33-year-old Paul Grove Jr. reads from a written statement during his sentencing Friday in Tuscarawas County Common Pleas Court. (Stacey Carmany, Tusco TV)
NEW PHILADELPHIA (Tusco TV) - The former Baltic man found guilty at trial this week for the 2017 crash that killed Jeanene Indermill and seriously injured two others is heading back to prison.
Judge Elizabeth Thomakos on Friday imposed the maximum 18-year sentence against 33-year-old Paul Grove Jr. on counts of aggravated vehicular homicide, OVI, and aggravated vehicular assault. The judge said even the maximum seemed insufficient in comparison to the physical, emotional, and economic toll the crash has taken on the victims and their families.
“The life-changing losses, the life-changing injuries, the grief just multiplied by these additional proceedings and depression, deep sorrow, all of these things make anything a court can do feel insufficient."
Mark Preston and Matt Indermill both testified during the three-day jury trial about the permanent injuries they suffered in the June 24th accident where Grove drove over the double yellow line on Crooked Run Road and crashed into their motorcycles after he had been drinking. Preston’s ankle was shattered, and Indermill experienced third-degree burns on 30 percent of his body in the aftermath of the crash that also claimed the life of his beloved wife. Grove spoke out during the hearing, apologizing to the people whose lives were forever changed by his actions.
“I’m sorry does not even begin to describe the level of genuine remorse and overwhelming sorry I feel as a result of this accident."
Grove said he just wants to help others turn their lives around before it’s too late.
“I’m determined to be an example of a changed life and share our story to help prevent similar situations and accidents [from] happening."
Grove’s attorney, Amanda Spies, asked the judge to place Grove in a lockdown treatment facility, saying he couldn’t function in prison because of his low intelligence and his depression and anxiety.
“He does not need to be placed in prison. Because of his IQ, he cannot function there. It is like throwing a raw steak into a cage of hungry wolves."
Judge Thomakos said that was an unreasonable request because the charges he was convicted on carry mandatory prison terms. She told Grove she was glad he turned his life around, but he should have done it sooner.
"You’ve had so many opportunities to stop and if you had stopped before June 24th of 2017, none of us would be here, one of us would be here on this earth."
Thomakos imposed the same 18-year maximum sentence last year after Grove pled guilty for his role in the accident. An appeals court later overturned his conviction because the judge failed to inform Grove that the vehicular homicide charge carried a mandatory minimum sentence. Thomakos apologized at sentencing for making the error that reopened Grove's case.
"I first want to acknowledge to all of you who have had to live through this again that I know that you’ve been hurt by my mistake as well, and I feel very bad about that, and I’m very sorry."

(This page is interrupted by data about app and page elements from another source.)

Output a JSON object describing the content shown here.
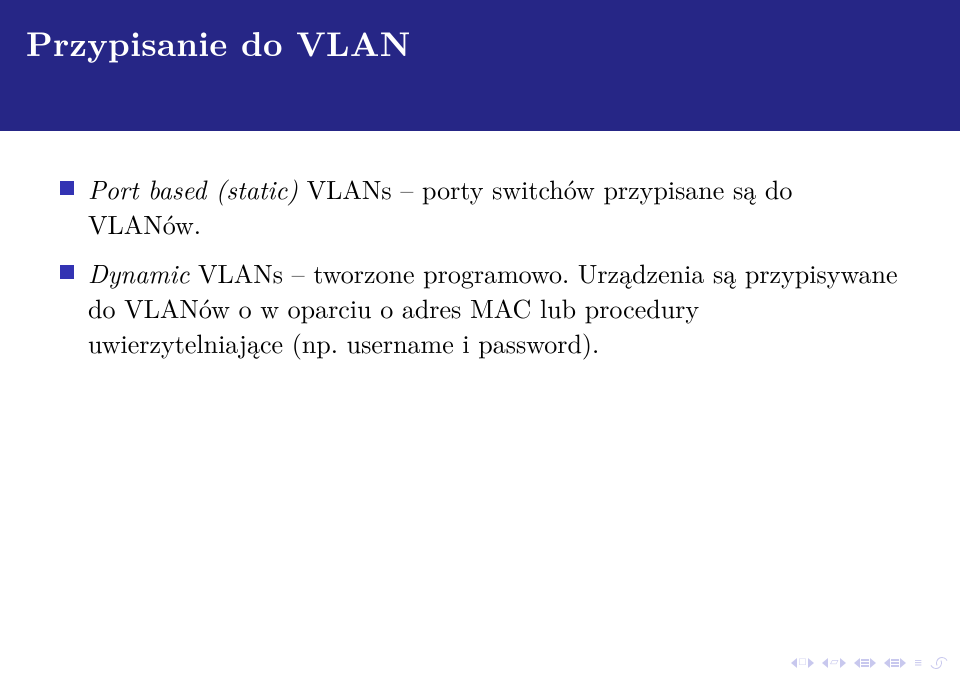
{
  "slide": {
    "title": "Przypisanie do VLAN",
    "bullets": [
      {
        "lead_italic": "Port based (static)",
        "rest": " VLANs – porty switchów przypisane są do VLANów."
      },
      {
        "lead_italic": "Dynamic",
        "rest": " VLANs – tworzone programowo. Urządzenia są przypisywane do VLANów o w oparciu o adres MAC lub procedury uwierzytelniające (np. username i password)."
      }
    ]
  }
}
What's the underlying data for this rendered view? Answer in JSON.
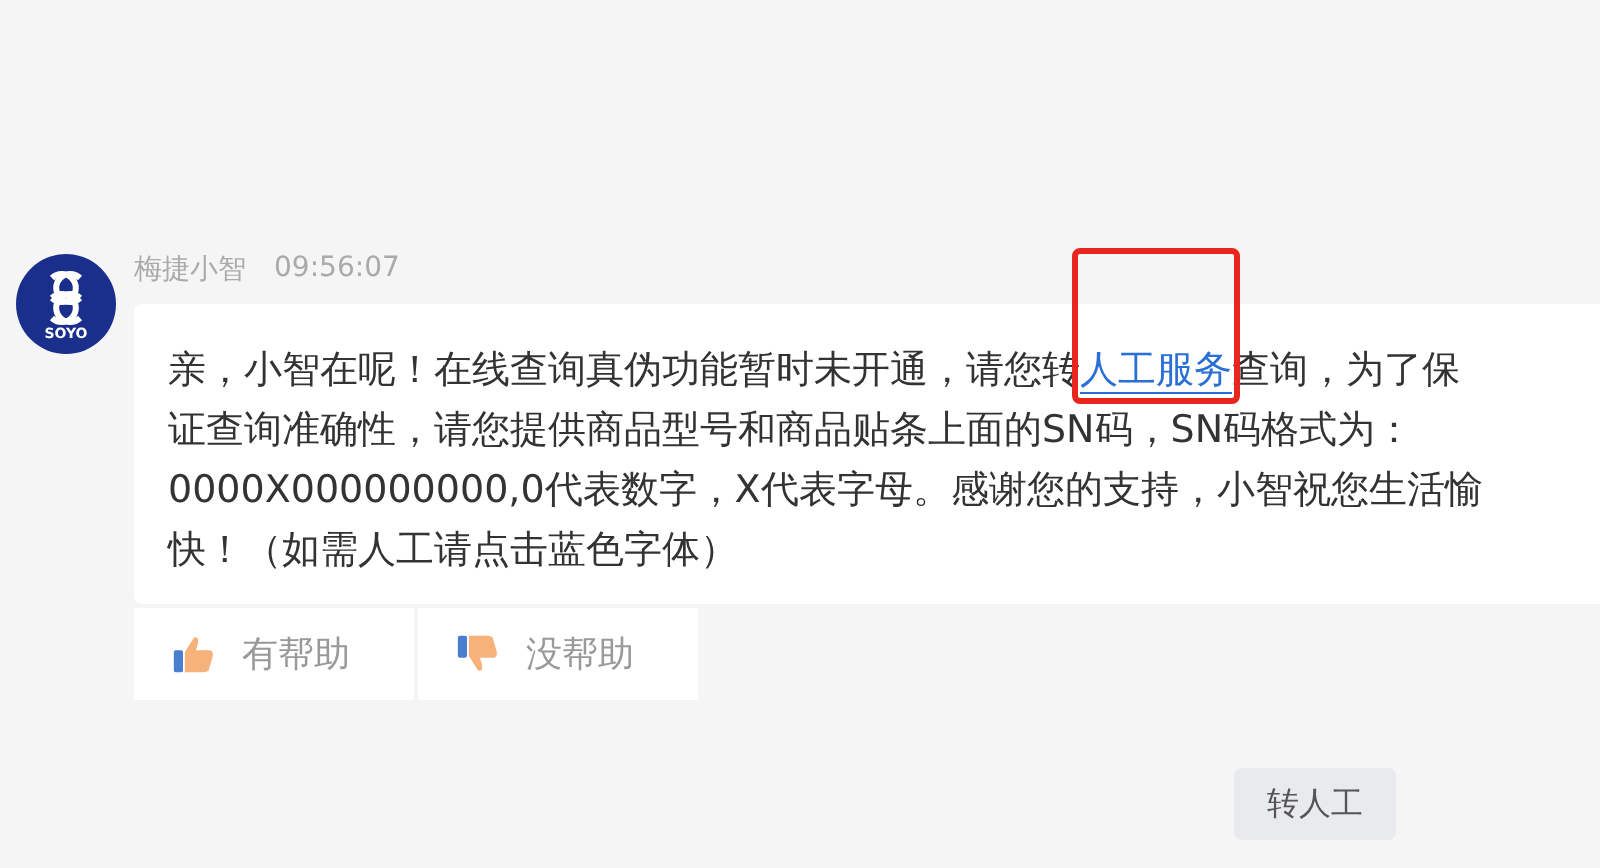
{
  "message": {
    "avatar_text": "SOYO",
    "sender": "梅捷小智",
    "time": "09:56:07",
    "text_before": "亲，小智在呢！在线查询真伪功能暂时未开通，请您转",
    "link": "人工服务",
    "text_after": "查询，为了保证查询准确性，请您提供商品型号和商品贴条上面的SN码，SN码格式为：0000X000000000,0代表数字，X代表字母。感谢您的支持，小智祝您生活愉快！（如需人工请点击蓝色字体）"
  },
  "feedback": [
    {
      "kind": "up",
      "label": "有帮助"
    },
    {
      "kind": "down",
      "label": "没帮助"
    }
  ],
  "quick_button": "转人工"
}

Grove is ineligible for early release, and his sentence also includes a mandatory three years of post-release control and his driver’s license being revoked for life.